Re: MULTICULTURAL FESTIVAL
Glad to help! This is something I, too,
wondered about for a very long time.
Then, when we moved here, I found out our city had been
holding this festival for several years, now ... well
... to say I was excited is an understatement- lol!!!
The thing I thought was strange, though was ...
this is a smaller city, where- how do I say this?-
not too many people are very "Multiculturally-Inclined?!"
My son and his friends have had
some real problems with people here.
It's sad, but one of those southern states that, in
my opinion, has really held on to the antiquated beliefs.
Makes me wonder, some days, why we even moved here?!
Then, again, there were similar issues
(but not for my son, really- mainly, for me)
in B'more ... so, I guess you never really know?!
I'd be interested to learn how some of the members
here and their experiences, concerning race,
have played out and how they handled them.
Take care! Sincerely, Heather
- Dear Heather and Friends,RE: The thing I thought was strange, though was ...
this is a smaller city, where- how do I say this?-
not too many people are very "Multiculturally- Inclined? !"
I grew up in a small town like that too.
I remember being 6 years old and a group of
kids on the playground called me the "n word".
I didn't even know what it meant, never heard it before ...
Now to think some kids, learned so young, to
use it on other people--to be so hate filled.
The town not only was racist against my family but
had a history of racism--there was an incident in
1862 where 38 Lakota, innocent people, were hung.

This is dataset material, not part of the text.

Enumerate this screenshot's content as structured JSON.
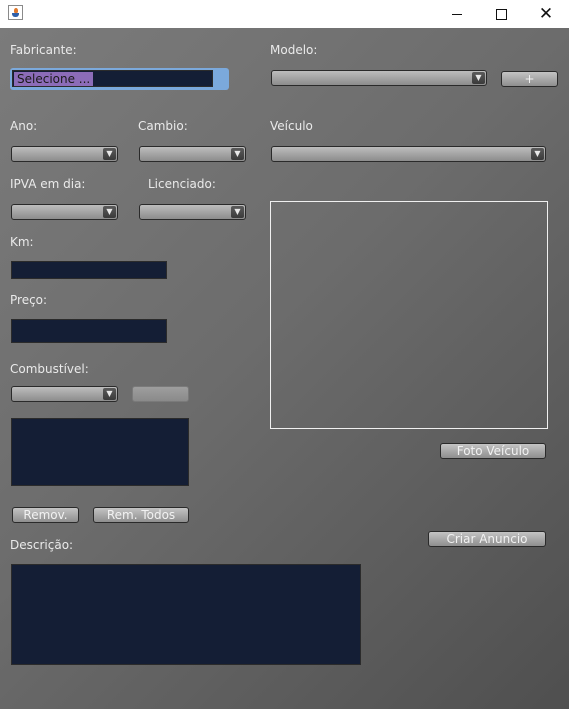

President Lincoln signed the order.
This was the homelands of the Lakota people and I am
telling you I did not see one Native American in the
whole entire town except on the yearly pow-wows.
There were a few Asian immigrants--most were adopted kids.
And maybe 5 at the most African-Americans.
I remember 1 or 2 Latino people.
And believe me you felt being "different"
and were treated as less than.
I always had the utmost admiration and
respect that the pow-wow was held every year.
A lot of people used it as an excuse to party ..
But when I think of the tragedy that happened and the
challenges that remain, it seemed like such a battle
to come into this town, into this place and stay
true to your heritage--to remember your ancestry.
In many ways, the pow-wow created an environment
that had never existed in the town, and when
it left--so did its energy, and intention.
I moved away when I was 13 and since then the
town has become more diverse...but not by choice.
Change was forced, an eventual progression.
I pray things will get better.
And I have so much gratitude and love for those
who are not afraid of what is against them while
representing their traditions, and fighting for change.Blessings~ Lynn
- Hi, Lynn=) We moved here right after Alex (my son) turned 12. The very first year he attended public school here (he was in the 6th grade), one of his classmates called him the 'n' word. Alex told me he didn't tell the teacher, because he "knew" nothing would happen. I ended up calling the principal, who said, "I questioned the boy and he said he didn't say that." I was, like, "Are you serious? Did you really believe that he was gonna' say, 'Yes, I said that'?!" He said, he didn't know what to do. So, I contacted the county superintendent and explained the problem to him. He said, they had a policy against discrimination and that it wouldn't be "tolerated" in his schools. I made it very clear, to him, I KNEW they had an anti-discrimination "policy" (no matter how little it had really been enforced). Then, he went on to tell me a story about a situation his own son had encountered in school. He said, his son had blonde hair (as a child) and that all of his classmates had darker hair. Ya' know where I'm headed??? Anyhow... his son was "discriminated against," due to his blonde hair!!!! I could NOT believe he actually BELIEVED what he was saying!!!!!? I was so appalled, I half-heartedly "thanked" him and hung up. I few days later, I came in contact with a social worker... who works with many kids from the school district. I told her what had happened and she was LIVID. She said, "Are you SERIOUS? He SAID THAT??? I hope you asked him if his son marched for freedom for blonde-haired people or if he was persecuted because he was blonde?!" I laughed, but she did have a point! Ignorance like that is absolutely RIDICULOUS... especially when it involves our children. Thank God... it was Alex's last year at elementary school, and he was about to go to middle school- a very integrated middle school, where... if anything like this were to happen, the kids who did it wouldn't have walked away unharmed! He did very well at this school. I was sooooooooooo happy=) I know exactly what you mean, about Native Americans and other native peoples coming back to areas where things are "tense," to say the least. The area where we currently live was once an area of mostly Native Americans. That is probably where I get my Native American heritage from. I love learning about history... especially in regards to people of different backgrounds/heritages (other than "white"). If people, in general, would take the time to truly EDUCATE themselves on these issues, the world may just be headed in the right direction. It's just so sad that people are willing to REMAIN ignorant??! Oh well! Take care and thanks for your insights=) Sincerely, Heather